Greater Sudbury confirms first new COVID-19 cases in more than a month
The first new cases of COVID-19 in more than a month have been confirmed in Greater Sudbury, officials announced Thursday afternoon. (File)
SUDBURY -- The first new cases of COVID-19 in more than a month have been confirmed in Greater Sudbury, officials announced Thursday afternoon.
In a news release, Public Health Sudbury and Districts said tests of two residents in its service area (Greater Sudbury, Sudbury District, and Manitoulin District) have the disease.

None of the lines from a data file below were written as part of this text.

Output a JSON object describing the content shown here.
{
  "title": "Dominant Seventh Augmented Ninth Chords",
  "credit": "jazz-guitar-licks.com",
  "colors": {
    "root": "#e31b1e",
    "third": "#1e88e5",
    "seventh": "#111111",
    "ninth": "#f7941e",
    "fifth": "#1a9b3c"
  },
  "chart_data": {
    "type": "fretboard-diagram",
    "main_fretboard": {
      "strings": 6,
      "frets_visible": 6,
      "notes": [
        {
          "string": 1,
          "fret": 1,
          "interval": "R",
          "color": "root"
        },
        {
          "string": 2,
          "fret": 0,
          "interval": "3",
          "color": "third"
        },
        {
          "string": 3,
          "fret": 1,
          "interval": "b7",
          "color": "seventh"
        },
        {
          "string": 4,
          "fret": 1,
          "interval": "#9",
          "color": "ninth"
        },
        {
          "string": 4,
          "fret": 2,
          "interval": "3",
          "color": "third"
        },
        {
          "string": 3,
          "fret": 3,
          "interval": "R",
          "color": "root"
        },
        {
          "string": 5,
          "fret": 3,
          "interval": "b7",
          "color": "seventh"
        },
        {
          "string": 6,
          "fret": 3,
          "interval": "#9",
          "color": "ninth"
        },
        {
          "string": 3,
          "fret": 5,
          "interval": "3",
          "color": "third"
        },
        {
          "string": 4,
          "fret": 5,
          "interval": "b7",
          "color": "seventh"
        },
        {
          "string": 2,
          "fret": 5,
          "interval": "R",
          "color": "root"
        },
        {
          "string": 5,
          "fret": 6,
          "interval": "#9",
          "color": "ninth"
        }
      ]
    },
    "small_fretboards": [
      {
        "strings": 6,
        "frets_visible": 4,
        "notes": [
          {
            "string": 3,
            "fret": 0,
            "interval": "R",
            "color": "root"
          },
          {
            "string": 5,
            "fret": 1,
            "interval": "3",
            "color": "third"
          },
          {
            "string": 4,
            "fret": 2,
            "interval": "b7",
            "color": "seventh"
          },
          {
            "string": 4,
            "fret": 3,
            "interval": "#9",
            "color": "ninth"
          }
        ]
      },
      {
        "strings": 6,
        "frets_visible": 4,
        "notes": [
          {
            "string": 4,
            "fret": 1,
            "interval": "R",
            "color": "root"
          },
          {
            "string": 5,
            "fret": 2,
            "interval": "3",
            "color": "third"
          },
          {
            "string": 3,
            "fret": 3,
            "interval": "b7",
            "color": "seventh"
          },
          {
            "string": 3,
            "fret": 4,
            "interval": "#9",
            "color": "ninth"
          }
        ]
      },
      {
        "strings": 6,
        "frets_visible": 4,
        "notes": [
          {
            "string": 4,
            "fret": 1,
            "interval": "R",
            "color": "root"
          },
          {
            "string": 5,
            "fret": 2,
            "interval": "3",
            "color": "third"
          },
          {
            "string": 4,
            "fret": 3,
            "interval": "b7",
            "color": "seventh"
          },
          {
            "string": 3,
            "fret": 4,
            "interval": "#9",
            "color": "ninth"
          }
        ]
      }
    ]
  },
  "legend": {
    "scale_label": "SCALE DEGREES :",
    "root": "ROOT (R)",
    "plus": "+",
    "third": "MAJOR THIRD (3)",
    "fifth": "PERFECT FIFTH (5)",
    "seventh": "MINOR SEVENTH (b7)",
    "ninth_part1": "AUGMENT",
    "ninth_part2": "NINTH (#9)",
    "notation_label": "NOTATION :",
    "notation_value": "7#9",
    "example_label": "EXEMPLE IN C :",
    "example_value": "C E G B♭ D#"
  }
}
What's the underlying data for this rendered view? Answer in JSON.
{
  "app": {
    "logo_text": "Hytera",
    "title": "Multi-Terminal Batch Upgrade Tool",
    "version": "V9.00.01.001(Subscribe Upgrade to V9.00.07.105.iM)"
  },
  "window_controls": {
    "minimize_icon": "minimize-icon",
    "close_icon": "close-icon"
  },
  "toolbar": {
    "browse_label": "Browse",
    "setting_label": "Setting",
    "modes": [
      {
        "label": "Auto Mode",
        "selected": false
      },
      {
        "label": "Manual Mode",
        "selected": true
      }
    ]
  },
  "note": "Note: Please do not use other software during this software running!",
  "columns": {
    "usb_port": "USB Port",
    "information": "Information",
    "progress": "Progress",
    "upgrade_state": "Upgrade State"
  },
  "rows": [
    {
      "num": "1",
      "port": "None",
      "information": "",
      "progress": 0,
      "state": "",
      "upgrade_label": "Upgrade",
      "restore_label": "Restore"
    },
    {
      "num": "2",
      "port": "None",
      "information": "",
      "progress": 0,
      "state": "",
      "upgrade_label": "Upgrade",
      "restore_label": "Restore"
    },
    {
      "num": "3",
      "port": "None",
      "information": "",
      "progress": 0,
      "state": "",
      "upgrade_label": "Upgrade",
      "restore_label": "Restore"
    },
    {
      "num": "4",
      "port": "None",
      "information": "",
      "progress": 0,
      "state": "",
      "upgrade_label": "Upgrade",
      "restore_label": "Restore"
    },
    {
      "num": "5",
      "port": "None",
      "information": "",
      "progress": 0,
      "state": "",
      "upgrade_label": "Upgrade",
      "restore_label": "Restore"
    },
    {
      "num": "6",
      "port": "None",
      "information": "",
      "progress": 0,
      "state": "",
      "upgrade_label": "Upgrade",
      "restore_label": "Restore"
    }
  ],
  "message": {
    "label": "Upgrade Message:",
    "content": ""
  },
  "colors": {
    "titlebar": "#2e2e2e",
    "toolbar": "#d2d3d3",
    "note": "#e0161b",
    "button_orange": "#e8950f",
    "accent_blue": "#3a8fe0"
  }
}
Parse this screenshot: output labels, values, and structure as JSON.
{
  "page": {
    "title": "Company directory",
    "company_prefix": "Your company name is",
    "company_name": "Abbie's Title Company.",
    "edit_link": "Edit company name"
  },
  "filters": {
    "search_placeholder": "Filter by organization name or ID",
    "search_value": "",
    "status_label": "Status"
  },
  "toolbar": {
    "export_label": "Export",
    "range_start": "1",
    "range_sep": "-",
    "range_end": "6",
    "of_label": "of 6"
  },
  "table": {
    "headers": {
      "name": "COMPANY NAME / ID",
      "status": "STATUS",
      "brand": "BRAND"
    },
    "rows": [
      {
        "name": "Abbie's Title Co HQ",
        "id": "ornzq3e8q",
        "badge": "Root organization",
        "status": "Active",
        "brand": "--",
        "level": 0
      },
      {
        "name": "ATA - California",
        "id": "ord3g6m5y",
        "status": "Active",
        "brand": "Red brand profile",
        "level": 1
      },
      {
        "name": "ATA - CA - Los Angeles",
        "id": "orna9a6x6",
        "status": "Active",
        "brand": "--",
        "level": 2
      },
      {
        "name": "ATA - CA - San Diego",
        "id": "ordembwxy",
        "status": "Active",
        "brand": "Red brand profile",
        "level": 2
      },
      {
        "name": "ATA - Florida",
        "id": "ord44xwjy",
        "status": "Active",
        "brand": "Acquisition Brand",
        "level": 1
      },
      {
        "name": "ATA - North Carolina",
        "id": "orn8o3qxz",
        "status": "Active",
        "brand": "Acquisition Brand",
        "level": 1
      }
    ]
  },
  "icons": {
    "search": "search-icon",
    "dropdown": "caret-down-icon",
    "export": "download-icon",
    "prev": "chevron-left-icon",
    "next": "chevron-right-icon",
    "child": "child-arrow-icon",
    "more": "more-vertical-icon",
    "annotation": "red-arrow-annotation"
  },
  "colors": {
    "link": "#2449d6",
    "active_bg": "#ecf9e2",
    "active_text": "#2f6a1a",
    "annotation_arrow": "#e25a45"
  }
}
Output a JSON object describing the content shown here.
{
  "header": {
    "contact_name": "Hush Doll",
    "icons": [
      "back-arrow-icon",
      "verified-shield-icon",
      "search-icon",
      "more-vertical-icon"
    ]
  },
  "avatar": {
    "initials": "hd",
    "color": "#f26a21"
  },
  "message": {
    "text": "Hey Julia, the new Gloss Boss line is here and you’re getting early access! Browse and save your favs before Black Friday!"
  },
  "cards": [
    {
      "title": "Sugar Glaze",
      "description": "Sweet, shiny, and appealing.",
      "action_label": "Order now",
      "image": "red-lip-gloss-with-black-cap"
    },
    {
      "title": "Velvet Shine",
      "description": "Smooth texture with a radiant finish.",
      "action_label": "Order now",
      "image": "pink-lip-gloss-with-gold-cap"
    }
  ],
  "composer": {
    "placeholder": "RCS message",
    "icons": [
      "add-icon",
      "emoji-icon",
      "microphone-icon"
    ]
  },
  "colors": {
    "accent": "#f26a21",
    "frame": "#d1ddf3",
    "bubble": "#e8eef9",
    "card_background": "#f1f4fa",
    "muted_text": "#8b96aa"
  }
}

“This is a serious reminder that the risk of infection is still present," said Dr. Penny Sutcliffe, medical officer of health, in the release. "Although we haven’t reported a case of COVID-19 since May 14, these new cases are a reality check and strong reminder that we must keep up our guard to control the spread of COVID-19 in our communities.”
Sutcliffe said the area is not free of the virus yet, and as reopening measures move forward, people need to be cautious.
“With reopening, it is sort of like the speed limit has increased in our area," she said. "So now more than ever, we need to wear our seat-belts. For COVID-19, our seatbelts are washing our hands, keeping our distance, wearing non-medical masks, staying home when ill, and getting tested."
The confirmed cases are a man and woman, both their 20s. The source of exposure is unknown, the health unit said. They were both tested June 17.
Although permissible for up to 10 people, non-essential in-person gatherings of any size should be limited, Public Health said. Limit contacts and in-person interactions as much as possible, and, with few exceptions, gatherings are currently maxed at 10 people, and unless these people are from the same household or social circle, they are expected to keep two metres apart.
Close contact is permitted within “social circles” and within the same household. A social circle can only include up to 10 people and must always be with the same people. You can only belong to one social circle.
"These are small prices to pay for the benefits of businesses reopening, social isolation ending, and mental health flourishing. It is literally in our own hands to make this successful,” Sutcliffe said.